Thanks to all who took the time to respond to my question about DMD night
splints. I’m still not sure which direction to go here, as I’ve received
some conflicting advice.
Kevin Felton, CO, LO, FAAOP
Education Coordinator, Orthotics Department
Texas Scottish Rite Hospital for Children
2222 Welborn Street
Dallas, TX 75219-3883
email: [email protected]
I have a practice which is made up of about 90 pediatrics. I have
worked with similar cases numerous times through the MDA. I do not find
that any of the off-the-shelf braces work very well. The reason for
this is simple; The off the shelf braces cannot fit the foot and ankle
intimately enough to get a good purchase. As a result, it is possible
to maintain a neutral or dorsiflexed position, but gaining medio-lateral
control is very difficult. Think that you would be much better to
discuss the option of custom fabricated AFOs. We usually line them with
a thermo-foam and use a lateral t-strap to control the supination. If

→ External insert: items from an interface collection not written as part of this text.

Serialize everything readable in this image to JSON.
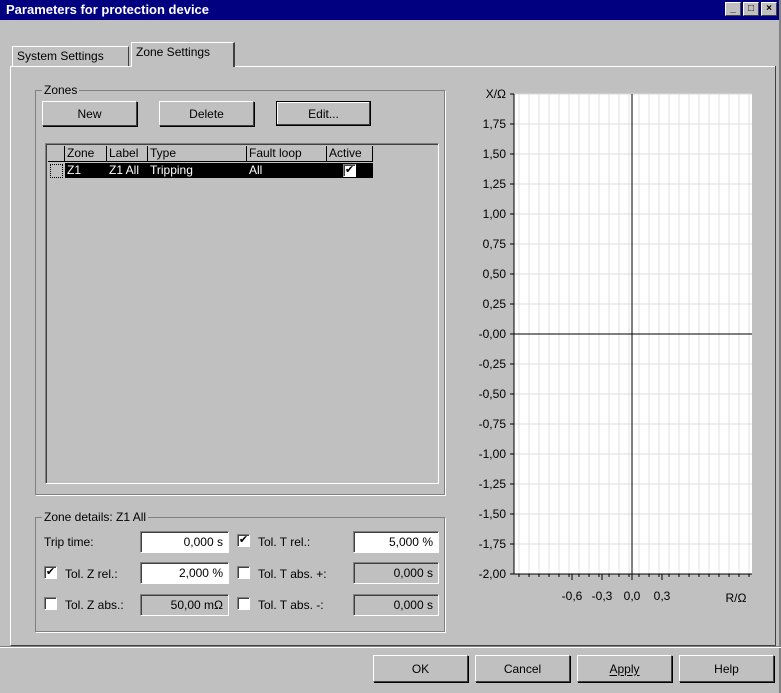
{
  "window": {
    "title": "Parameters for protection device"
  },
  "tabs": [
    {
      "label": "System Settings"
    },
    {
      "label": "Zone Settings"
    }
  ],
  "zones": {
    "group_title": "Zones",
    "buttons": {
      "new": "New",
      "delete": "Delete",
      "edit": "Edit..."
    },
    "columns": [
      "Zone",
      "Label",
      "Type",
      "Fault loop",
      "Active"
    ],
    "rows": [
      {
        "zone": "Z1",
        "label": "Z1 All",
        "type": "Tripping",
        "fault_loop": "All",
        "active": true
      }
    ]
  },
  "zone_details": {
    "group_title": "Zone details: Z1 All",
    "trip_time_label": "Trip time:",
    "trip_time_value": "0,000  s",
    "tol_t_rel_label": "Tol. T rel.:",
    "tol_t_rel_checked": true,
    "tol_t_rel_value": "5,000  %",
    "tol_z_rel_label": "Tol. Z rel.:",
    "tol_z_rel_checked": true,
    "tol_z_rel_value": "2,000  %",
    "tol_t_abs_plus_label": "Tol. T abs. +:",
    "tol_t_abs_plus_checked": false,
    "tol_t_abs_plus_value": "0,000  s",
    "tol_z_abs_label": "Tol. Z abs.:",
    "tol_z_abs_checked": false,
    "tol_z_abs_value": "50,00  mΩ",
    "tol_t_abs_minus_label": "Tol. T abs. -:",
    "tol_t_abs_minus_checked": false,
    "tol_t_abs_minus_value": "0,000  s"
  },
  "chart_data": {
    "type": "scatter",
    "ylabel": "X/Ω",
    "xlabel": "R/Ω",
    "y_ticks": [
      "1,75",
      "1,50",
      "1,25",
      "1,00",
      "0,75",
      "0,50",
      "0,25",
      "-0,00",
      "-0,25",
      "-0,50",
      "-0,75",
      "-1,00",
      "-1,25",
      "-1,50",
      "-1,75",
      "-2,00"
    ],
    "x_ticks": [
      "-0,6",
      "-0,3",
      "0,0",
      "0,3"
    ],
    "ylim": [
      -2.0,
      2.0
    ],
    "grid": true
  },
  "footer": {
    "ok": "OK",
    "cancel": "Cancel",
    "apply": "Apply",
    "help": "Help"
  },
  "check_mark": "✔"
}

you articulate the ankle, you can add stretching straps which extend
from the plantar aspect of the toe plate extension up to the medial and
lateral aspect of the proximal strut. I know that this is a bit
different than what you asked for, but I really think that it is a
Hope that this helps.
Midwest Orthotic and Technology Center
I’ve had may years practice with multiple-handicapped children,
including a very active MD clinic over a period of 20 years. The clinic
was directed by a progressive, devoted, clinical neurologist.
Your PT is on the right track: prophylactic night splints are
effective, especially with respect to two essential considerations;
* Static splinting alone is not effictive. However, when combined
with elastic traction (shock cord) during sleep, the result is very
gratifying, if applied conscientiously throughout the growth years.
* Positioning of the feet with respect to each child’s foot structure
is essential. (The importance of this cannot be exaggerated.)
If you find the above of interest, it would be easier for me to send
you specific details via Fax.
Chapter 9 of my book on control of the foot/ankle complex, is devoted
to the prophylactic, orthotic management of MD.
Best regards, John Glancy,CO
This book is available from AAOP at:
We use SOCs sized orthoses of children from RJ Industries for many of our
Dan Snelson, CPO, FAAOP
Shriners, Los Angeles
Boston Brace Soft AFO (comes in Ped sizes as well)
Jonathan Breux CO CPed
Good morning all. In regards to the recent inquiry re a successful
pre-fab night splint for the DMD patient as a prophylaxis to heel cord
contracture my suggestion would clearly be the PRAFO by Anatomical Concepts
Inc. This line of pre-fab night braces also affords the best
ambulation and accomodation of potential ML deformity(varus/valgus)
using the PRAFO-EV. This design has been studied by the gait lab at
Ct Childrens Medical Center on 8 hemiparetic patients (kinetics and
kinematics) and proven to be most effective in the aforementioned
parameters. This paper is being finalized for publication in JPO in the
very near furture. I hope this helps your inquiring therapist.
> Dear Colleagues,
> A physical therapist I work with is interested in using off-the-shelf
> night splints to maintain the ankles of young DMD patients in a
> neutral position. These children have no deformities yet, but she
> wants to avoid or delay the development of equinovarus contractures.
> What brands and models of devices do you like for these cases? Are
> these easy to don? Do they require much adjustment to fit well? Does
> night splinting have an effect on the development of equinovarus
> contractures in the DMD population?